Southern courtroom dramas are a staple of cinema, so much so that I promise reading “Southern Attorney Accent” brings up a very specific accent in your mind. The lawyers in these fiction and non-fiction stories are white, overwhelmingly white lawyers finding justice in cases that show their unjust teeth from the beginning. But in The Burial, the Southern courtroom drama is turned, exploring the reality that lies in the ways contracts are written based on who is signing on the dotted line.
Directed by Maggie Betts with a story by Doug Wright and screenplay by Wright and Betts, The Burial is based on The New Yorker article by Jonathan Harr and stars Tommy Lee Jones, Jamie Foxx, Jurnee Smollett, Mamoudou Athie, Pamela Reed, Bill Camp, and Alan Ruck. Inspired by the true events of Harr’s article, the film handles the aftermath of a handshake deal gone wrong and an attempt to get justice.
The Burial gets its name from the case itself, between a small-town funeral homeowner Jeremiah O’Keefe (Tommy Lee Jones), versus the Loewen Group, a Canadian-based deathcare company. In order to win, Jerry enlists charismatic attorney Willie E. Gary (Jamie Foxx) to save his family business. On the other side? Attorney Mame Downes, who represents the company that is pushing to keep Jerry without a house and deep in bankruptcy. With emotions high and his family legacy on the line, Jerry and Willie have to work together and wind up uncovering the deep corruption and racial injustices that have exploited the Black community in Mississippi along with Jerry.
Both Willie and Jerry, Jamie Foxx and Tommy Lee Jones respectively, give fantastic performances. Where Foxx is an eccentric powerhouse who finds his heart, Jones is a desperate man looking to repair his. Their chemistry is one that feels like old friends as much as skeptical client and attorney, and their relationship is what grounds the film, pulled to each other through histories and communities they didn’t see at first.

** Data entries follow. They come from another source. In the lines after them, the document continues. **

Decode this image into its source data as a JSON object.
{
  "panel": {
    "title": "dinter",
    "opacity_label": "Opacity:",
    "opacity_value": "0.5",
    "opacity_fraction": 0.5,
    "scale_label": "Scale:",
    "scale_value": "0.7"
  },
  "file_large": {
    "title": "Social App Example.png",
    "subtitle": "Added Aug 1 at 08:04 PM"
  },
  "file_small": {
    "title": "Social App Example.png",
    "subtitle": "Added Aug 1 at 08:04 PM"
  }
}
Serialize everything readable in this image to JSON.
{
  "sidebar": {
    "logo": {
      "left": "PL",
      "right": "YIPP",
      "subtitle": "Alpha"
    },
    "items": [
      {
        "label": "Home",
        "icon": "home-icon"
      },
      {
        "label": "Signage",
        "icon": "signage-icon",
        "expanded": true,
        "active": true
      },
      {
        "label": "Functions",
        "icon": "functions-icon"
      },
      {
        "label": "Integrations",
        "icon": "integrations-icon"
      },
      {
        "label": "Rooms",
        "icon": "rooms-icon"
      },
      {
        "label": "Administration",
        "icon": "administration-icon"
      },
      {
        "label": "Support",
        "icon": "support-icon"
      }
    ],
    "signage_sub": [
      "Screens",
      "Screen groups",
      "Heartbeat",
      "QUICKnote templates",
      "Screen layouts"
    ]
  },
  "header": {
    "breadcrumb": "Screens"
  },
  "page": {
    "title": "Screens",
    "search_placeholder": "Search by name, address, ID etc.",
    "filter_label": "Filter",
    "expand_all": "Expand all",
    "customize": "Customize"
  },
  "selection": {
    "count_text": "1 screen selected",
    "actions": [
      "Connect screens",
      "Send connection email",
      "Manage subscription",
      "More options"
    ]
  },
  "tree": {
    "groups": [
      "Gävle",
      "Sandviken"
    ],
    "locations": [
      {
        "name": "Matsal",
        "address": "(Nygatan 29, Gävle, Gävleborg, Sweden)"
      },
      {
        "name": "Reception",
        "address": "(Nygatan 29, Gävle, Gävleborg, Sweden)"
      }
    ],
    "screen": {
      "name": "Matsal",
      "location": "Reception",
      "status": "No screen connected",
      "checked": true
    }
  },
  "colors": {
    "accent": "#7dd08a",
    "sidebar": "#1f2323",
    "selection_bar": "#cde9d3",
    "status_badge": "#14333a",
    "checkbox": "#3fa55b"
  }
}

For his part, Foxx is brilliant as he lambasts the company on the witness stand. Emotional and brash, but driven by his care for his client, Willie is a layered character whose eccentricity has reasons and softens as the film continues. At the same time, mild-mannered Jerry is a man of principle, wearing his mistakes on his sleeve but a unique kind of sensitive at the same time.
The Burial is not just a courtroom drama but rather a film with which audiences look at Mississippi and the South at large. Where some write off the South, this film sees, captures, and renders it through its characters. Betts’s ability to adapt the real-life court case by capturing the realities bubbling under the surface of a contract dispute, she and Wright are able to show the audience the layers to contracts, the systems they feed on, and ultimately, the judiciary prejudices can thrive.
By adding in that layer, Betts and Wright settle The Burial squarely in the community, system, and state in which it takes place, with all of its beauty and all of its oppressive elements as well—particularly the insidious natures of multilevel marketing schemes on poor communities, but in that look at class in Southern Mississippi, you have to discuss race.
The Burial isn’t revolutionary, but it captures the core of Southern courtroom drama films and engages with race and class directly, making those tropes better for it. By capturing the tethers of empathy from every character to the case and the attorneys involved, the film is able to be more than it is on paper, propelled by Jamie Foxx and Tommy Lee Jones’s exceptional performances.
The Burial isn’t revolutionary, but it captures the elements of Souther courtroom drama films and engages with elements of race and class directly, making those tropes better for it. By capturing the tethers of empathy from every character to the case and the attorneys involved, the film is able to be more than it is on paper, propelled by Jamie Foxx and Tommy Lee Jones’s exceptional performances.